▶ _EXERCISE OBJECTIVE_:
Set down all of the records exactly.

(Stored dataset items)
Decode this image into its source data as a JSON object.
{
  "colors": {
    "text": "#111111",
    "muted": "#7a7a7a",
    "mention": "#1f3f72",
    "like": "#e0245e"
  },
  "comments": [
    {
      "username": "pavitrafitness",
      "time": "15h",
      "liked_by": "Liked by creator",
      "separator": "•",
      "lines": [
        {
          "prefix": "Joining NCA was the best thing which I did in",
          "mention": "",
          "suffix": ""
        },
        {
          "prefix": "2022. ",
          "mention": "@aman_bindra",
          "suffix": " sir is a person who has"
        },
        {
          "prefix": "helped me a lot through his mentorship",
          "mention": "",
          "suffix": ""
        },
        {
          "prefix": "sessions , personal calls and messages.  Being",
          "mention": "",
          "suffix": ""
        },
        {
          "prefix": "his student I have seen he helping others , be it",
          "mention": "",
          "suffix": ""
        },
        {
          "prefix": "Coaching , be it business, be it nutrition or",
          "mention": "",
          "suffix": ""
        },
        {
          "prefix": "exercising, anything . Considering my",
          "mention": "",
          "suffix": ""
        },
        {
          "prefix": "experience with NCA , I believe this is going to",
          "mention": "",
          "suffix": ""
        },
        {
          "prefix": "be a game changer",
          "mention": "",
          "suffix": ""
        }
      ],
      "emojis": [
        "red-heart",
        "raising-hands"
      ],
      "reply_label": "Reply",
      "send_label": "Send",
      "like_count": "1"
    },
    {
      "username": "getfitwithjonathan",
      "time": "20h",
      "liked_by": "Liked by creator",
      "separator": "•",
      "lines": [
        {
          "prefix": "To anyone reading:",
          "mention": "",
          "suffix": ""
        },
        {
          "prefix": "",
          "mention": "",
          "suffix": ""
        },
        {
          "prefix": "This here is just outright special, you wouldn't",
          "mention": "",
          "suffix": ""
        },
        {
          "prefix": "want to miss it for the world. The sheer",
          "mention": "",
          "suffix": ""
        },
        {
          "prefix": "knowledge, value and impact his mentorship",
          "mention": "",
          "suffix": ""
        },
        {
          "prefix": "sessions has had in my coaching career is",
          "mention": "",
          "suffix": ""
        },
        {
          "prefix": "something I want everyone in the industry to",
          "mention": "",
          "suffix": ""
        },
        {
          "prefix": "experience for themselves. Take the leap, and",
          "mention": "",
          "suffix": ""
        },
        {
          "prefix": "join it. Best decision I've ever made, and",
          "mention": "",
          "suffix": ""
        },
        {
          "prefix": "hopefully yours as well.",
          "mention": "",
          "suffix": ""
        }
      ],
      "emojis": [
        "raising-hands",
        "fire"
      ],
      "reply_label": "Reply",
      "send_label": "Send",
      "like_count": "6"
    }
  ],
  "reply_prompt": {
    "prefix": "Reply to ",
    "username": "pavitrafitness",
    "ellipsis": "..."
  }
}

▶ _RESPONSE BOX_:
Decode this image into its source data as a JSON object.
{
  "colors": {
    "text": "#111111",
    "muted": "#7a7a7a",
    "mention": "#1f3f72",
    "like": "#e0245e"
  },
  "comments": [
    {
      "username": "pavitrafitness",
      "time": "15h",
      "liked_by": "Liked by creator",
      "separator": "•",
      "lines": [
        {
          "prefix": "Joining NCA was the best thing which I did in",
          "mention": "",
          "suffix": ""
        },
        {
          "prefix": "2022. ",
          "mention": "@aman_bindra",
          "suffix": " sir is a person who has"
        },
        {
          "prefix": "helped me a lot through his mentorship",
          "mention": "",
          "suffix": ""
        },
        {
          "prefix": "sessions , personal calls and messages.  Being",
          "mention": "",
          "suffix": ""
        },
        {
          "prefix": "his student I have seen he helping others , be it",
          "mention": "",
          "suffix": ""
        },
        {
          "prefix": "Coaching , be it business, be it nutrition or",
          "mention": "",
          "suffix": ""
        },
        {
          "prefix": "exercising, anything . Considering my",
          "mention": "",
          "suffix": ""
        },
        {
          "prefix": "experience with NCA , I believe this is going to",
          "mention": "",
          "suffix": ""
        },
        {
          "prefix": "be a game changer",
          "mention": "",
          "suffix": ""
        }
      ],
      "emojis": [
        "red-heart",
        "raising-hands"
      ],
      "reply_label": "Reply",
      "send_label": "Send",
      "like_count": "1"
    },
    {
      "username": "getfitwithjonathan",
      "time": "20h",
      "liked_by": "Liked by creator",
      "separator": "•",
      "lines": [
        {
          "prefix": "To anyone reading:",
          "mention": "",
          "suffix": ""
        },
        {
          "prefix": "",
          "mention": "",
          "suffix": ""
        },
        {
          "prefix": "This here is just outright special, you wouldn't",
          "mention": "",
          "suffix": ""
        },
        {
          "prefix": "want to miss it for the world. The sheer",
          "mention": "",
          "suffix": ""
        },
        {
          "prefix": "knowledge, value and impact his mentorship",
          "mention": "",
          "suffix": ""
        },
        {
          "prefix": "sessions has had in my coaching career is",
          "mention": "",
          "suffix": ""
        },
        {
          "prefix": "something I want everyone in the industry to",
          "mention": "",
          "suffix": ""
        },
        {
          "prefix": "experience for themselves. Take the leap, and",
          "mention": "",
          "suffix": ""
        },
        {
          "prefix": "join it. Best decision I've ever made, and",
          "mention": "",
          "suffix": ""
        },
        {
          "prefix": "hopefully yours as well.",
          "mention": "",
          "suffix": ""
        }
      ],
      "emojis": [
        "raising-hands",
        "fire"
      ],
      "reply_label": "Reply",
      "send_label": "Send",
      "like_count": "6"
    }
  ],
  "reply_prompt": {
    "prefix": "Reply to ",
    "username": "pavitrafitness",
    "ellipsis": "..."
  }
}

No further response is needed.